Christopherson says the Smith property sale would not have happened without support from the landowner, surrounding landowners, local communities and local political leaders.

Smith agrees.

“This land is a good example of how wildlife and ranching communities can come together,” Smith says. “The Tabby Mountain foothills were homesteaded in 1905. Our family, which ran sheep at the time, was able to acquire the land when the homesteaders learned it was unsuitable for farming.”

Smith says just 20 years ago, the property was almost a “badlands.” “It was mostly old sage with little grass or forbs in the understory,” he says. “Studies also showed these and the surrounding lands were responsible for roughly half of the silt flowing into Starvation Reservoir.”

Smith’s family was in the process of decreasing its sheep and cattle herds on the land when the Natural Resources Conservation Service (NRCS) approached them. The NRCS asked them to participate in a restoration project.

“The NRCS provided most of the plan and the machinery, the DWR provided seed, and we provided funds and extra manpower. By the time we were done, we had treated about 5,000 acres.”

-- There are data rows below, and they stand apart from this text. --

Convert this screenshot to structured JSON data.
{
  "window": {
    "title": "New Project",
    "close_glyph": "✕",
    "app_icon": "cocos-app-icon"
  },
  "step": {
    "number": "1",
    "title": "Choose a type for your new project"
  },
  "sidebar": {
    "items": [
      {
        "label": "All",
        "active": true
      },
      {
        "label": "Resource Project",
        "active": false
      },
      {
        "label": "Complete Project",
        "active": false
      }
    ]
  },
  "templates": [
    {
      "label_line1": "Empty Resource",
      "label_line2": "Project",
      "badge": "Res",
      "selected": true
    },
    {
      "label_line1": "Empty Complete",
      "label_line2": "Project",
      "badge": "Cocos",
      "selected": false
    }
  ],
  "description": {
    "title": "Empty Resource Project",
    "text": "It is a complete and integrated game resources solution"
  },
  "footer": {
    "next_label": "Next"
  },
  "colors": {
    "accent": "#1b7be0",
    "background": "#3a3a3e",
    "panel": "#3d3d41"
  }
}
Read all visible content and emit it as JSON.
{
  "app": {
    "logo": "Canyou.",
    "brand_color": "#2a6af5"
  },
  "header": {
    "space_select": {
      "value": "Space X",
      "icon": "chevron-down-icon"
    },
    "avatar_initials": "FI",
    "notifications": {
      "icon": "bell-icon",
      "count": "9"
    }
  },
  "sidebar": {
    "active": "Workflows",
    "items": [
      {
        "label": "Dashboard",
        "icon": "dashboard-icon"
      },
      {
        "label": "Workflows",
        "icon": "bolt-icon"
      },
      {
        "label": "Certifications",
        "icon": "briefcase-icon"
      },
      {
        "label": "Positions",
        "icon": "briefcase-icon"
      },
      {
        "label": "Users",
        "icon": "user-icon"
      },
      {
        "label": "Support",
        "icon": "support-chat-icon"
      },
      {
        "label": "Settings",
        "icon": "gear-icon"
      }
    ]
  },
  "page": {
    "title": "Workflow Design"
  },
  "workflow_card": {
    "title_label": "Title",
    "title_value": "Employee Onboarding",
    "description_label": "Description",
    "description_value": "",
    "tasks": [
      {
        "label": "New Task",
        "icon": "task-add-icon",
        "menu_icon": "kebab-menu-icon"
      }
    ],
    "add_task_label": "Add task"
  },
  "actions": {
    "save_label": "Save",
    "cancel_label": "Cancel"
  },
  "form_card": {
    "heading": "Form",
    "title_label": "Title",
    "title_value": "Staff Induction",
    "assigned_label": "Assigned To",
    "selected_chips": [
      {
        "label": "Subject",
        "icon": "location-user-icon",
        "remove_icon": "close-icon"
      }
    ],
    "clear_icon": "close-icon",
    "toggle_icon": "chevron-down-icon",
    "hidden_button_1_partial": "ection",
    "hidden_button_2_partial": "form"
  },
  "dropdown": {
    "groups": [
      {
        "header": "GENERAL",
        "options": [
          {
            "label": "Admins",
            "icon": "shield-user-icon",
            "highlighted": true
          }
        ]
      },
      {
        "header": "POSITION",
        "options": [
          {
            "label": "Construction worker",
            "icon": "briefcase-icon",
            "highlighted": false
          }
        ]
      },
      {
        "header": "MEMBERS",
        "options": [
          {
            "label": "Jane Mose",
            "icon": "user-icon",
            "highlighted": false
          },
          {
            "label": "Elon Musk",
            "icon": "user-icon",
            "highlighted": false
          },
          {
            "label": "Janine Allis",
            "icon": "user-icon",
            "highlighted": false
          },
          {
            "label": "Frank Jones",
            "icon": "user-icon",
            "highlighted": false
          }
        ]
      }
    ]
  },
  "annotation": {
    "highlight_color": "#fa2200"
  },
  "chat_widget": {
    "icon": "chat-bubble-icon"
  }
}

Today, Smith estimates the land has about 2,300 to 2,400 pounds of forage on it. “Both livestock and wildlife share that forage,” he says. “And we’ve slowed the flow of silt down by roughly 99 percent. “We [the DWR and ranchers] are the stewards of the land,” Smith says. “This is a good example of what can be done. We can co-exist together.”

For more information, call the DWR’s Northeastern Region office at 435-781-9453.

About MDF:
The Mule Deer Foundation is a national non-profit 501(c)3 organization, with over 14,000 members. MDF’s mission is to ensure the conservation of mule deer, black-tailed deer and their habitats. MDF is dedicated to restoring, improving and protecting mule deer habitat (including land and easement acquisitions) resulting in self-sustaining, healthy, free ranging and huntable deer populations; encouraging and supporting responsible wildlife management with government agencies, private organizations and landowners; promoting public education and scientific research related to mule deer and wildlife management; supporting and encouraging responsible and ethical behavior and awareness of issues among those whose actions affect mule deer; and acknowledging regulated hunting as a viable component of mule deer and black-tailed deer conservation.

For information about the Mule Deer Foundation please call 888-375-DEER (3337).